* Task
Return the data that follows exactly, with each line intact.

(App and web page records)

::::

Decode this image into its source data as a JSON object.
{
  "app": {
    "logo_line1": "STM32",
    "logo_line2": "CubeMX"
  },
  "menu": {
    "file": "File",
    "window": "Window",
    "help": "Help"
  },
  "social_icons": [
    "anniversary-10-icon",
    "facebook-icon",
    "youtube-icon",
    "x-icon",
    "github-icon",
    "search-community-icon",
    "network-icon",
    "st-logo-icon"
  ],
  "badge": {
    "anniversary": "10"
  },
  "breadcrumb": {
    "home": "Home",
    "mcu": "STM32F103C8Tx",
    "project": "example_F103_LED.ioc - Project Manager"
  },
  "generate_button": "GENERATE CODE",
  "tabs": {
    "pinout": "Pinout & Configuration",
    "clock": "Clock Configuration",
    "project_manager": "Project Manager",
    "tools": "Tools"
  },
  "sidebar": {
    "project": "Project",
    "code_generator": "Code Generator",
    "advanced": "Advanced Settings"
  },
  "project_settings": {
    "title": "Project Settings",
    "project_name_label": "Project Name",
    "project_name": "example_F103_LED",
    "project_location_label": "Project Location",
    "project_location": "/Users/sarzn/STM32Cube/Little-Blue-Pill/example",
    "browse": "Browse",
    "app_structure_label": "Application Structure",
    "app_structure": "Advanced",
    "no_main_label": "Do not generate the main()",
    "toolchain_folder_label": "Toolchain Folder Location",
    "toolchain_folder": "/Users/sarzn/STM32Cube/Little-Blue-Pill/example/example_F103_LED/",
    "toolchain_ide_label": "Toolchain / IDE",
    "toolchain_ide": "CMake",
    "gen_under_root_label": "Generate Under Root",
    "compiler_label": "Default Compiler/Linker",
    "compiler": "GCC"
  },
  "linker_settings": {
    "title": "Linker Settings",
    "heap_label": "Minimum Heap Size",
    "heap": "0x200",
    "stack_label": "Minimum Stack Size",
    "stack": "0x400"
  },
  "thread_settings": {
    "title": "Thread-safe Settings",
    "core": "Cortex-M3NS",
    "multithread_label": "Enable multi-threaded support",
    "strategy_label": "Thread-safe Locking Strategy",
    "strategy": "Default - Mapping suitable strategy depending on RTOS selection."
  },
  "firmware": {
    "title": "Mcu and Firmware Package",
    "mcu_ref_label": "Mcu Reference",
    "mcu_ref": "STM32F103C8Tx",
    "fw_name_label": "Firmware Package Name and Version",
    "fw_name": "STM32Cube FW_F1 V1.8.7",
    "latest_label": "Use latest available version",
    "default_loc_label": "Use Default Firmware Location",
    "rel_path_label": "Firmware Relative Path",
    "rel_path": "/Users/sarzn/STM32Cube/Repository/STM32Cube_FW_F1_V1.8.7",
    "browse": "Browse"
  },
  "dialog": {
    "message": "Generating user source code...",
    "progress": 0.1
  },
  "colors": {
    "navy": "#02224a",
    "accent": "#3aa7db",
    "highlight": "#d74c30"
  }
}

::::

* Response to this exercise
Decode this image into its source data as a JSON object.
{
  "app": {
    "logo_line1": "STM32",
    "logo_line2": "CubeMX"
  },
  "menu": {
    "file": "File",
    "window": "Window",
    "help": "Help"
  },
  "social_icons": [
    "anniversary-10-icon",
    "facebook-icon",
    "youtube-icon",
    "x-icon",
    "github-icon",
    "search-community-icon",
    "network-icon",
    "st-logo-icon"
  ],
  "badge": {
    "anniversary": "10"
  },
  "breadcrumb": {
    "home": "Home",
    "mcu": "STM32F103C8Tx",
    "project": "example_F103_LED.ioc - Project Manager"
  },
  "generate_button": "GENERATE CODE",
  "tabs": {
    "pinout": "Pinout & Configuration",
    "clock": "Clock Configuration",
    "project_manager": "Project Manager",
    "tools": "Tools"
  },
  "sidebar": {
    "project": "Project",
    "code_generator": "Code Generator",
    "advanced": "Advanced Settings"
  },
  "project_settings": {
    "title": "Project Settings",
    "project_name_label": "Project Name",
    "project_name": "example_F103_LED",
    "project_location_label": "Project Location",
    "project_location": "/Users/sarzn/STM32Cube/Little-Blue-Pill/example",
    "browse": "Browse",
    "app_structure_label": "Application Structure",
    "app_structure": "Advanced",
    "no_main_label": "Do not generate the main()",
    "toolchain_folder_label": "Toolchain Folder Location",
    "toolchain_folder": "/Users/sarzn/STM32Cube/Little-Blue-Pill/example/example_F103_LED/",
    "toolchain_ide_label": "Toolchain / IDE",
    "toolchain_ide": "CMake",
    "gen_under_root_label": "Generate Under Root",
    "compiler_label": "Default Compiler/Linker",
    "compiler": "GCC"
  },
  "linker_settings": {
    "title": "Linker Settings",
    "heap_label": "Minimum Heap Size",
    "heap": "0x200",
    "stack_label": "Minimum Stack Size",
    "stack": "0x400"
  },
  "thread_settings": {
    "title": "Thread-safe Settings",
    "core": "Cortex-M3NS",
    "multithread_label": "Enable multi-threaded support",
    "strategy_label": "Thread-safe Locking Strategy",
    "strategy": "Default - Mapping suitable strategy depending on RTOS selection."
  },
  "firmware": {
    "title": "Mcu and Firmware Package",
    "mcu_ref_label": "Mcu Reference",
    "mcu_ref": "STM32F103C8Tx",
    "fw_name_label": "Firmware Package Name and Version",
    "fw_name": "STM32Cube FW_F1 V1.8.7",
    "latest_label": "Use latest available version",
    "default_loc_label": "Use Default Firmware Location",
    "rel_path_label": "Firmware Relative Path",
    "rel_path": "/Users/sarzn/STM32Cube/Repository/STM32Cube_FW_F1_V1.8.7",
    "browse": "Browse"
  },
  "dialog": {
    "message": "Generating user source code...",
    "progress": 0.1
  },
  "colors": {
    "navy": "#02224a",
    "accent": "#3aa7db",
    "highlight": "#d74c30"
  }
}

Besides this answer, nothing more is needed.